Overall, the report’s good news. I think that people are becoming increasingly concerned about the way in which the state accumulates and retains personal information on their lives and the report reflects that.
I’m glad that the Conservatives are alive to the Government’s excessive surveillance and data gathering, and their pledge to scrap the National Identity Database is particularly encouraging. That’s the sort of firm commitment Big Brother Watch intends to hold the next government to.
But the report says nothing about the worrying problem of excessive CCTV recording and chooses to limit rather than remove powers to monitor citizens through data chips in rubbish bins and other household goods.
It makes it clear that the Conservatives would stop the retention of DNA of most, but not all, suspects in new offences, but makes no provision for a timetable for the removal from the DNA database of the details of innocent people who have already had their DNA taken from them.
Also, West Wing devotees will know the dangers of the “process story”, the questioning of how an organisation managed to clash two policy announcements rather than managing to coordinate them properly. Grieve’s work is receiving second billing to the CSJ’s Welfare Report today – and surely the Conservative Party knew that it was coming...
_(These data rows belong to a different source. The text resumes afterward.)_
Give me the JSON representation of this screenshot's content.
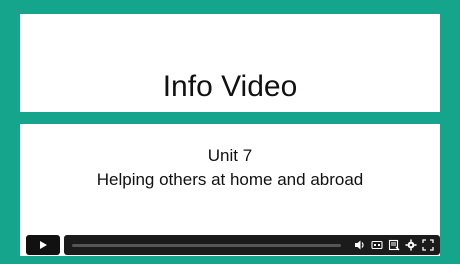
{
  "video": {
    "title": "Info Video",
    "unit": "Unit 7",
    "subtitle": "Helping others at home and abroad"
  },
  "player": {
    "progress": 0.0,
    "icons": [
      "play-icon",
      "volume-icon",
      "captions-icon",
      "transcript-icon",
      "settings-icon",
      "fullscreen-icon"
    ]
  },
  "colors": {
    "frame": "#14a58c",
    "panel": "#ffffff",
    "player": "#1b1b1b"
  }
}
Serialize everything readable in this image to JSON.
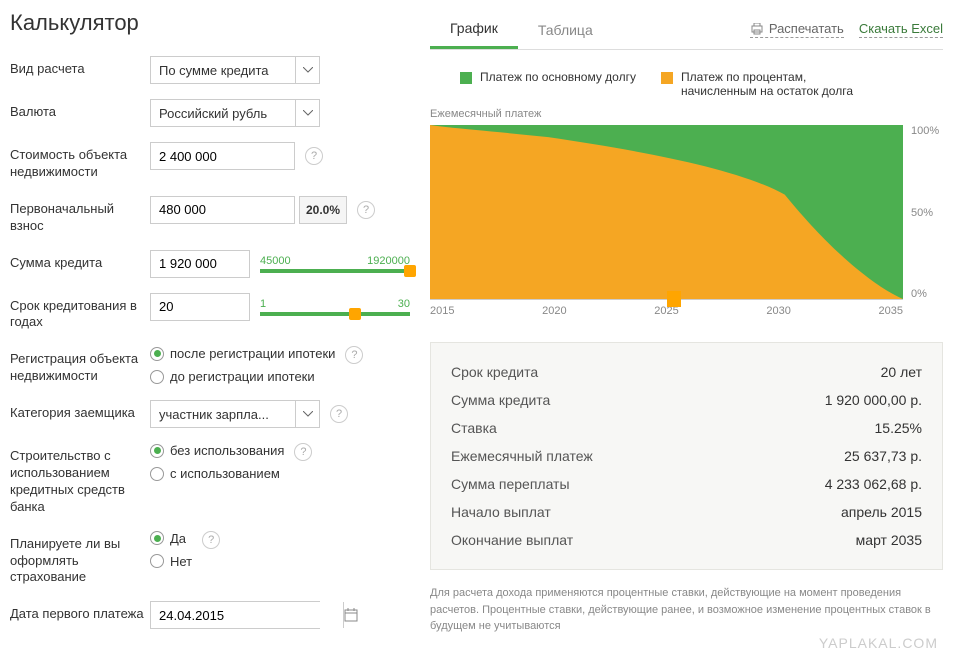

I’m going to the Grieve launch today and will update this post afterwards.UPDATE Nothing much to add from the launch. Grieve expressed proper opposition to the most recent vetting plans, which aren't covered in the Report. He was an assured master of his brief in a way one might wish all ministers and shadow ministers to be. But no promises on, e.g., vetoing the collection of e-mails. So - it's steady as she goes from the Shadow Cabinet on this issue for the moment.